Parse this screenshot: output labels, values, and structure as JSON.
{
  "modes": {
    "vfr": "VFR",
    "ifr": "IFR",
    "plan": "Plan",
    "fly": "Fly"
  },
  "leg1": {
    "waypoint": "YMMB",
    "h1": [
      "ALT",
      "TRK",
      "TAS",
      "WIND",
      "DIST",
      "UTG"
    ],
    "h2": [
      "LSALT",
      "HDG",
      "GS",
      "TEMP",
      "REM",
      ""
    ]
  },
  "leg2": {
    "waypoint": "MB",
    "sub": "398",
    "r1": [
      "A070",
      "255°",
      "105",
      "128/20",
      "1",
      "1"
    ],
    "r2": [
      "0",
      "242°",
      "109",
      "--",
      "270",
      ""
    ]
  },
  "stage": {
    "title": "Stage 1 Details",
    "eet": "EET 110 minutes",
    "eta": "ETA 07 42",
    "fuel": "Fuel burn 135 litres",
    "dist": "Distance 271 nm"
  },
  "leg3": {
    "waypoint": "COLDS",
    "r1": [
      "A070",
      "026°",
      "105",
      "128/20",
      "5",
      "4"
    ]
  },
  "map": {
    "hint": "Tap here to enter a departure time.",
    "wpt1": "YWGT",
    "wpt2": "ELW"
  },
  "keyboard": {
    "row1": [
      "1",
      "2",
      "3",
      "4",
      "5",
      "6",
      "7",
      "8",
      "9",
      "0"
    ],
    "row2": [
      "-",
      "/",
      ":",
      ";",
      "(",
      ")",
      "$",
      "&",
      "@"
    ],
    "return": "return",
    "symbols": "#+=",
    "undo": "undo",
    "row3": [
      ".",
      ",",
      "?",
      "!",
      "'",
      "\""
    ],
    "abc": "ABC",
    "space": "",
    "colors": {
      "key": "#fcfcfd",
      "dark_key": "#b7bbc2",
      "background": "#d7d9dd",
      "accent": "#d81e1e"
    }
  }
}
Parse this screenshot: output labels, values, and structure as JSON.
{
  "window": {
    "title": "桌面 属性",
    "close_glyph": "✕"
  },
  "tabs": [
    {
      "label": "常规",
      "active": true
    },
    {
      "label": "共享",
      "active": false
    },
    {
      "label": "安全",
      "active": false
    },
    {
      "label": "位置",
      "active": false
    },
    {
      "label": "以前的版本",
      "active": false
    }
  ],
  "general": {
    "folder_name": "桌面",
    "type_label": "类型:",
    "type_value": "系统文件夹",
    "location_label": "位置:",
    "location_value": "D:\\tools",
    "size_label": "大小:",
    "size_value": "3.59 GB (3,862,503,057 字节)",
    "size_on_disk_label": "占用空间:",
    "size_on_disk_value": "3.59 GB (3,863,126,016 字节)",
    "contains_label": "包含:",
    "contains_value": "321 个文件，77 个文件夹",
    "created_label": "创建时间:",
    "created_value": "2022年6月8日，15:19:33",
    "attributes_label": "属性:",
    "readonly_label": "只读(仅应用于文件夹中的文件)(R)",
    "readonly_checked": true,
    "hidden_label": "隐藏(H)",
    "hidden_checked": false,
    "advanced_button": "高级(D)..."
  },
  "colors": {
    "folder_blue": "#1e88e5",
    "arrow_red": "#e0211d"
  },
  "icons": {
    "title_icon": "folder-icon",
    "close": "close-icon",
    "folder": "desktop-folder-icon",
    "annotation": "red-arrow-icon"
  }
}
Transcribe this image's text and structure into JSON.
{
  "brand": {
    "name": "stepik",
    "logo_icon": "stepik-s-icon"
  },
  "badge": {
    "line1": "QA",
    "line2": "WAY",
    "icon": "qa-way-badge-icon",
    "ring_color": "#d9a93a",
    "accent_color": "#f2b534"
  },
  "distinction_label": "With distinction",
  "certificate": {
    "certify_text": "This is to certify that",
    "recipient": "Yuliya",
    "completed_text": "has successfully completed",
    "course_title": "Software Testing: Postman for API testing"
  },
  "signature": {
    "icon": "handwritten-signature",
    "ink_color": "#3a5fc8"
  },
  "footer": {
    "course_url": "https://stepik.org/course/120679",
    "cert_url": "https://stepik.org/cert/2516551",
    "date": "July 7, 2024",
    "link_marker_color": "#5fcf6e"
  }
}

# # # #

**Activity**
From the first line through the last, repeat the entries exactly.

**Task response**
Parse this screenshot: output labels, values, and structure as JSON.
{
  "modes": {
    "vfr": "VFR",
    "ifr": "IFR",
    "plan": "Plan",
    "fly": "Fly"
  },
  "leg1": {
    "waypoint": "YMMB",
    "h1": [
      "ALT",
      "TRK",
      "TAS",
      "WIND",
      "DIST",
      "UTG"
    ],
    "h2": [
      "LSALT",
      "HDG",
      "GS",
      "TEMP",
      "REM",
      ""
    ]
  },
  "leg2": {
    "waypoint": "MB",
    "sub": "398",
    "r1": [
      "A070",
      "255°",
      "105",
      "128/20",
      "1",
      "1"
    ],
    "r2": [
      "0",
      "242°",
      "109",
      "--",
      "270",
      ""
    ]
  },
  "stage": {
    "title": "Stage 1 Details",
    "eet": "EET 110 minutes",
    "eta": "ETA 07 42",
    "fuel": "Fuel burn 135 litres",
    "dist": "Distance 271 nm"
  },
  "leg3": {
    "waypoint": "COLDS",
    "r1": [
      "A070",
      "026°",
      "105",
      "128/20",
      "5",
      "4"
    ]
  },
  "map": {
    "hint": "Tap here to enter a departure time.",
    "wpt1": "YWGT",
    "wpt2": "ELW"
  },
  "keyboard": {
    "row1": [
      "1",
      "2",
      "3",
      "4",
      "5",
      "6",
      "7",
      "8",
      "9",
      "0"
    ],
    "row2": [
      "-",
      "/",
      ":",
      ";",
      "(",
      ")",
      "$",
      "&",
      "@"
    ],
    "return": "return",
    "symbols": "#+=",
    "undo": "undo",
    "row3": [
      ".",
      ",",
      "?",
      "!",
      "'",
      "\""
    ],
    "abc": "ABC",
    "space": "",
    "colors": {
      "key": "#fcfcfd",
      "dark_key": "#b7bbc2",
      "background": "#d7d9dd",
      "accent": "#d81e1e"
    }
  }
}
Parse this screenshot: output labels, values, and structure as JSON.
{
  "window": {
    "title": "桌面 属性",
    "close_glyph": "✕"
  },
  "tabs": [
    {
      "label": "常规",
      "active": true
    },
    {
      "label": "共享",
      "active": false
    },
    {
      "label": "安全",
      "active": false
    },
    {
      "label": "位置",
      "active": false
    },
    {
      "label": "以前的版本",
      "active": false
    }
  ],
  "general": {
    "folder_name": "桌面",
    "type_label": "类型:",
    "type_value": "系统文件夹",
    "location_label": "位置:",
    "location_value": "D:\\tools",
    "size_label": "大小:",
    "size_value": "3.59 GB (3,862,503,057 字节)",
    "size_on_disk_label": "占用空间:",
    "size_on_disk_value": "3.59 GB (3,863,126,016 字节)",
    "contains_label": "包含:",
    "contains_value": "321 个文件，77 个文件夹",
    "created_label": "创建时间:",
    "created_value": "2022年6月8日，15:19:33",
    "attributes_label": "属性:",
    "readonly_label": "只读(仅应用于文件夹中的文件)(R)",
    "readonly_checked": true,
    "hidden_label": "隐藏(H)",
    "hidden_checked": false,
    "advanced_button": "高级(D)..."
  },
  "colors": {
    "folder_blue": "#1e88e5",
    "arrow_red": "#e0211d"
  },
  "icons": {
    "title_icon": "folder-icon",
    "close": "close-icon",
    "folder": "desktop-folder-icon",
    "annotation": "red-arrow-icon"
  }
}
Transcribe this image's text and structure into JSON.
{
  "brand": {
    "name": "stepik",
    "logo_icon": "stepik-s-icon"
  },
  "badge": {
    "line1": "QA",
    "line2": "WAY",
    "icon": "qa-way-badge-icon",
    "ring_color": "#d9a93a",
    "accent_color": "#f2b534"
  },
  "distinction_label": "With distinction",
  "certificate": {
    "certify_text": "This is to certify that",
    "recipient": "Yuliya",
    "completed_text": "has successfully completed",
    "course_title": "Software Testing: Postman for API testing"
  },
  "signature": {
    "icon": "handwritten-signature",
    "ink_color": "#3a5fc8"
  },
  "footer": {
    "course_url": "https://stepik.org/course/120679",
    "cert_url": "https://stepik.org/cert/2516551",
    "date": "July 7, 2024",
    "link_marker_color": "#5fcf6e"
  }
}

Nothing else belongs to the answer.